- _EXERCISE DETAILS_: The response should contain all of the data below, reproduced exactly, and no pictures.

Extracted data entries:
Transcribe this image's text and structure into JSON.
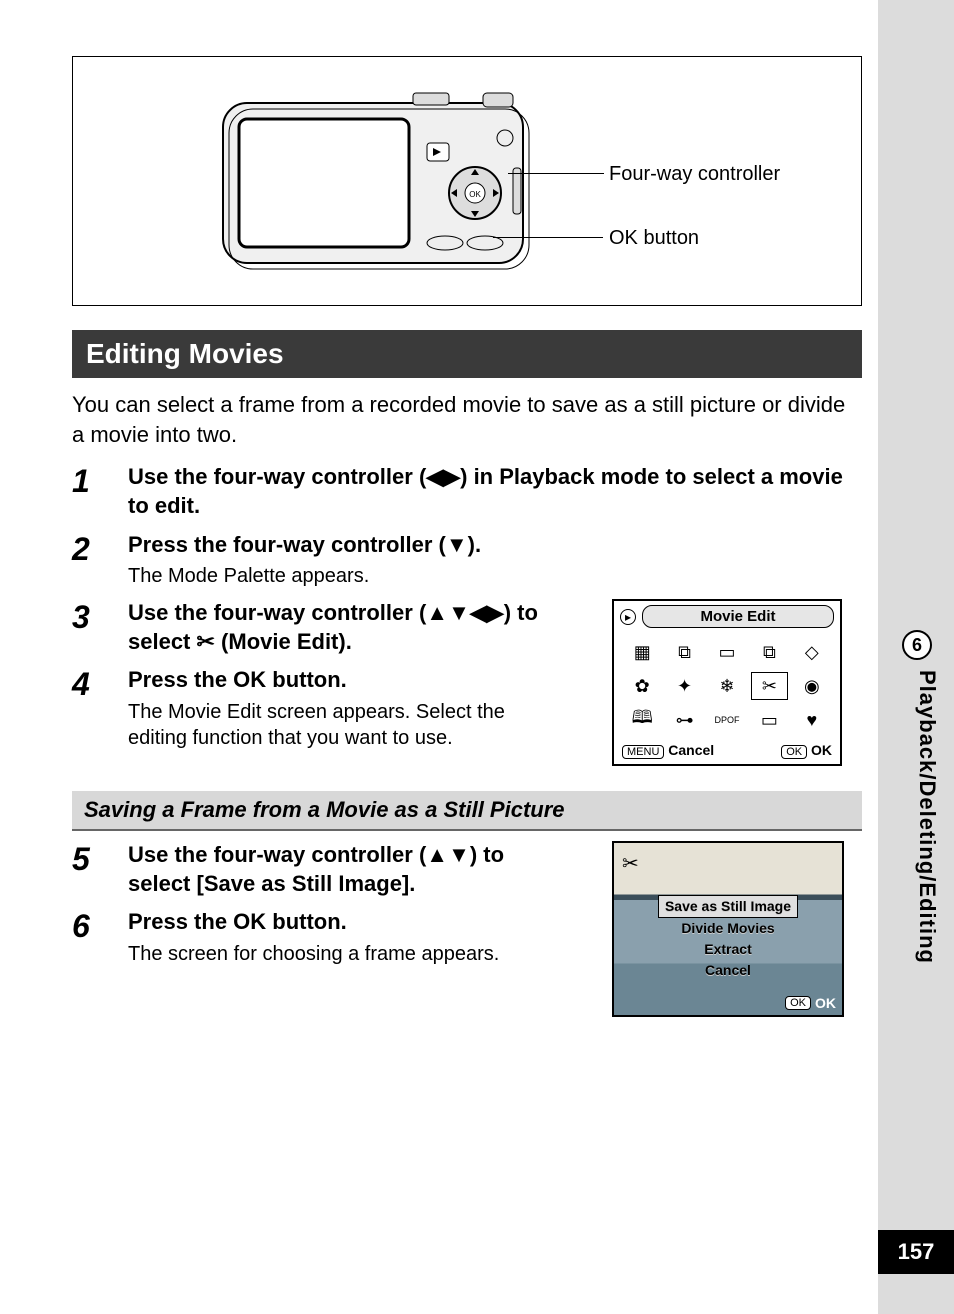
{
  "diagram": {
    "label_fourway": "Four-way controller",
    "label_ok": "OK button"
  },
  "section_title": "Editing Movies",
  "intro": "You can select a frame from a recorded movie to save as a still picture or divide a movie into two.",
  "steps": {
    "s1": {
      "num": "1",
      "title_a": "Use the four-way controller (",
      "title_b": ") in Playback mode to select a movie to edit."
    },
    "s2": {
      "num": "2",
      "title_a": "Press the four-way controller (",
      "title_b": ").",
      "desc": "The Mode Palette appears."
    },
    "s3": {
      "num": "3",
      "title_a": "Use the four-way controller (",
      "title_b": ") to select ",
      "title_c": " (Movie Edit)."
    },
    "s4": {
      "num": "4",
      "title": "Press the OK button.",
      "desc": "The Movie Edit screen appears. Select the editing function that you want to use."
    },
    "s5": {
      "num": "5",
      "title_a": "Use the four-way controller (",
      "title_b": ") to select [Save as Still Image]."
    },
    "s6": {
      "num": "6",
      "title": "Press the OK button.",
      "desc": "The screen for choosing a frame appears."
    }
  },
  "sub_header": "Saving a Frame from a Movie as a Still Picture",
  "palette": {
    "title": "Movie Edit",
    "menu_btn": "MENU",
    "cancel": "Cancel",
    "ok_btn": "OK",
    "ok": "OK"
  },
  "review": {
    "opt1": "Save as Still Image",
    "opt2": "Divide Movies",
    "opt3": "Extract",
    "opt4": "Cancel",
    "ok_btn": "OK",
    "ok": "OK"
  },
  "sidebar": {
    "chapter_num": "6",
    "chapter_label": "Playback/Deleting/Editing"
  },
  "page_number": "157",
  "glyphs": {
    "left": "◀",
    "right": "▶",
    "up": "▲",
    "down": "▼",
    "scissors": "✂",
    "play_box": "▸"
  }
}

- _EXERCISE SOLUTION_:
Transcribe this image's text and structure into JSON.
{
  "diagram": {
    "label_fourway": "Four-way controller",
    "label_ok": "OK button"
  },
  "section_title": "Editing Movies",
  "intro": "You can select a frame from a recorded movie to save as a still picture or divide a movie into two.",
  "steps": {
    "s1": {
      "num": "1",
      "title_a": "Use the four-way controller (",
      "title_b": ") in Playback mode to select a movie to edit."
    },
    "s2": {
      "num": "2",
      "title_a": "Press the four-way controller (",
      "title_b": ").",
      "desc": "The Mode Palette appears."
    },
    "s3": {
      "num": "3",
      "title_a": "Use the four-way controller (",
      "title_b": ") to select ",
      "title_c": " (Movie Edit)."
    },
    "s4": {
      "num": "4",
      "title": "Press the OK button.",
      "desc": "The Movie Edit screen appears. Select the editing function that you want to use."
    },
    "s5": {
      "num": "5",
      "title_a": "Use the four-way controller (",
      "title_b": ") to select [Save as Still Image]."
    },
    "s6": {
      "num": "6",
      "title": "Press the OK button.",
      "desc": "The screen for choosing a frame appears."
    }
  },
  "sub_header": "Saving a Frame from a Movie as a Still Picture",
  "palette": {
    "title": "Movie Edit",
    "menu_btn": "MENU",
    "cancel": "Cancel",
    "ok_btn": "OK",
    "ok": "OK"
  },
  "review": {
    "opt1": "Save as Still Image",
    "opt2": "Divide Movies",
    "opt3": "Extract",
    "opt4": "Cancel",
    "ok_btn": "OK",
    "ok": "OK"
  },
  "sidebar": {
    "chapter_num": "6",
    "chapter_label": "Playback/Deleting/Editing"
  },
  "page_number": "157",
  "glyphs": {
    "left": "◀",
    "right": "▶",
    "up": "▲",
    "down": "▼",
    "scissors": "✂",
    "play_box": "▸"
  }
}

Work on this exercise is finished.